Photo by Scott Franz
Steamboat Springs High School students Avery Globe, left, and Grant Verploeg enjoy an end-of-the-year party Wednesday during their French class. The Steamboat school district will evaluate its world languages program next school year.
Steamboat Springs The Steamboat Springs School District’s world languages program could look, and sound, very different after next school year.
In September, a task force of five teachers and administrators will begin meeting regularly to examine the district’s foreign language curriculum and to help decide the future of a program that for at least the past three decades has offered students a choice of only Spanish or French.
“Their job will be to determine what we like and if we need to change directions on anything,” Steamboat curriculum director Marty Lamansky said. “Everything will be on the table.”
He said the task force partly is a response to a new graduation requirement adopted last year that requires high school students to take at least one foreign language class. The class of 2015 is the first to have to adhere to the rule.

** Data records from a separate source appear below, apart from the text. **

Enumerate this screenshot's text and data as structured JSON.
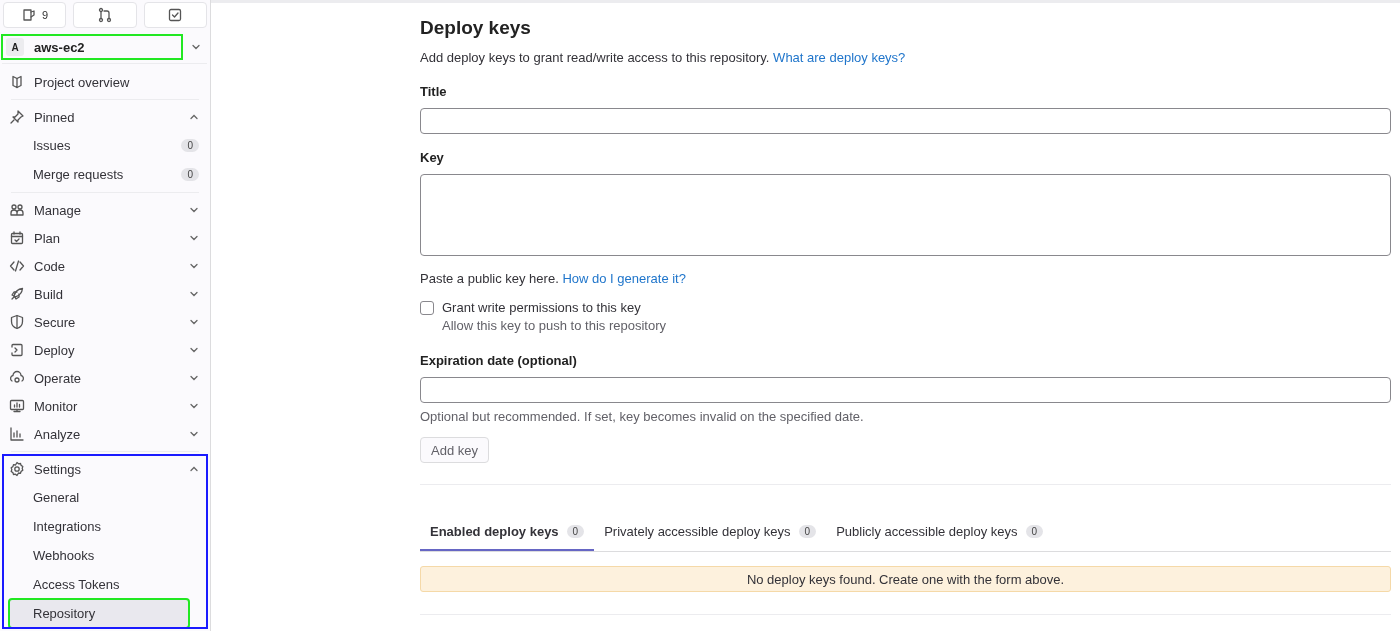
{
  "sidebar": {
    "top_buttons": [
      {
        "kind": "issues",
        "count": "9"
      },
      {
        "kind": "merge"
      },
      {
        "kind": "todo"
      }
    ],
    "project": {
      "avatar": "A",
      "name": "aws-ec2",
      "highlighted": true
    },
    "items": [
      {
        "kind": "overview",
        "label": "Project overview",
        "divider_after": true
      },
      {
        "kind": "pin",
        "label": "Pinned",
        "expanded": true,
        "divider_after": true,
        "children": [
          {
            "label": "Issues",
            "count": "0",
            "selected": false,
            "highlighted": false
          },
          {
            "label": "Merge requests",
            "count": "0",
            "selected": false,
            "highlighted": false
          }
        ]
      },
      {
        "kind": "manage",
        "label": "Manage",
        "expanded": false
      },
      {
        "kind": "plan",
        "label": "Plan",
        "expanded": false
      },
      {
        "kind": "code",
        "label": "Code",
        "expanded": false
      },
      {
        "kind": "build",
        "label": "Build",
        "expanded": false
      },
      {
        "kind": "secure",
        "label": "Secure",
        "expanded": false
      },
      {
        "kind": "deploy",
        "label": "Deploy",
        "expanded": false
      },
      {
        "kind": "operate",
        "label": "Operate",
        "expanded": false
      },
      {
        "kind": "monitor",
        "label": "Monitor",
        "expanded": false
      },
      {
        "kind": "analyze",
        "label": "Analyze",
        "expanded": false,
        "divider_after": true
      },
      {
        "kind": "settings",
        "label": "Settings",
        "expanded": true,
        "highlighted": true,
        "children": [
          {
            "label": "General",
            "selected": false,
            "highlighted": false
          },
          {
            "label": "Integrations",
            "selected": false,
            "highlighted": false
          },
          {
            "label": "Webhooks",
            "selected": false,
            "highlighted": false
          },
          {
            "label": "Access Tokens",
            "selected": false,
            "highlighted": false
          },
          {
            "label": "Repository",
            "selected": true,
            "highlighted": true
          }
        ]
      }
    ]
  },
  "main": {
    "title": "Deploy keys",
    "description": "Add deploy keys to grant read/write access to this repository.",
    "description_link": "What are deploy keys?",
    "title_label": "Title",
    "key_label": "Key",
    "key_hint": "Paste a public key here.",
    "key_hint_link": "How do I generate it?",
    "write_permission": {
      "label": "Grant write permissions to this key",
      "help": "Allow this key to push to this repository",
      "checked": false
    },
    "expiration_label": "Expiration date (optional)",
    "expiration_hint": "Optional but recommended. If set, key becomes invalid on the specified date.",
    "add_button": "Add key",
    "tabs": [
      {
        "label": "Enabled deploy keys",
        "count": "0",
        "selected": true
      },
      {
        "label": "Privately accessible deploy keys",
        "count": "0",
        "selected": false
      },
      {
        "label": "Publicly accessible deploy keys",
        "count": "0",
        "selected": false
      }
    ],
    "empty_message": "No deploy keys found. Create one with the form above."
  }
}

Superintendent Brad Meeks said the curriculum review, which will be completed next spring, could result in the addition of a new language or shuffling of existing ones. He noted that some community members have expressed a desire to see such languages as Mandarin, German and American Sign Language offered in Steamboat’s public school classrooms. But he said the challenge will be how to deliver them effectively and fit them into the district’s budget.
Currently, students who want to study a different language are directed to an independent study program. But Meeks said new distance and online learning techniques could make it easier for Steamboat to offer more languages in the future.
“Small schools, especially, struggle with foreign language instruction in terms of finding qualified teachers,” Lamansky said.
As Steamboat ponders the future of its world languages program, a nearby school already is moving forward with changes to its curriculum.
Complementing a new student recruiting effort in China, The Lowell Whiteman School will phase out its French program next school year in favor of Mandarin.
“The real question everyone has is, ‘Should we continue to speak French?’” Head of School Chris Taylor said Tuesday. “It’s hard to justify. There was a time when French really was the language of diplomats, but Chinese is going to become” more relevant.
But as they studied French in a Steamboat Springs High School classroom on Wednesday, students revealed that choosing a language isn’t as simple as deciding which one is perceived to be more useful or relevant.
Picking a language
High school junior Avery Globe enrolled in French because she said it sounds beautiful.
Sophomore Grant Verploeg chose the language because he didn’t want to “study Spanish just like everybody else.” Hope Nelson wanted to learn more about the western European country’s culture.
“Instead of just learning how to say new things, we get to learn about a whole new group of people,” Nelson said as she ate cheesecake and French chocolates with her classmates Wednesday to celebrate the end of the school year.
At the high school, students base their decision between French and Spanish on many things, but Lamansky said a majority of students ultimately share a common desire to learn a language other than their native English.
According to enrollment records, a vast majority of students in Steamboat take more than one credit of foreign language before they graduate. But Spanish and French numbers are skewed. Lamansky said 329 high school students currently are enrolled in Spanish classes, far outnumbering the 45 students who are enrolled in French. French was removed from the middle school curriculum years ago. Spanish is taught starting in the third grade.
Steamboat French teacher Babette Dickson, who will serve on the world languages program task force, said she would like to see her language reintroduced in the middle school. And she said the more languages offered in Steamboat, the merrier.
“Arabic and Mandarin should be offered no matter what,” she said, adding that the district’s curriculum is behind the times for not offering them. But she said the district should not swap out or sacrifice existing languages to introduce new ones.
The task force is one of several being introduced to the district under Lamansky’s guidance next school year. He said about 45 individuals will discuss and evaluate programs for at-risk students as well as Steamboat Springs Middle School’s math program and curriculum materials.
But he acknowledged the foreign language task force has one of the biggest jobs.
“It’s exciting because it means we’re going to move our programs forward,” he said.
To reach Scott Franz, call 970-871-4210 or scottfranz@SteamboatToday.com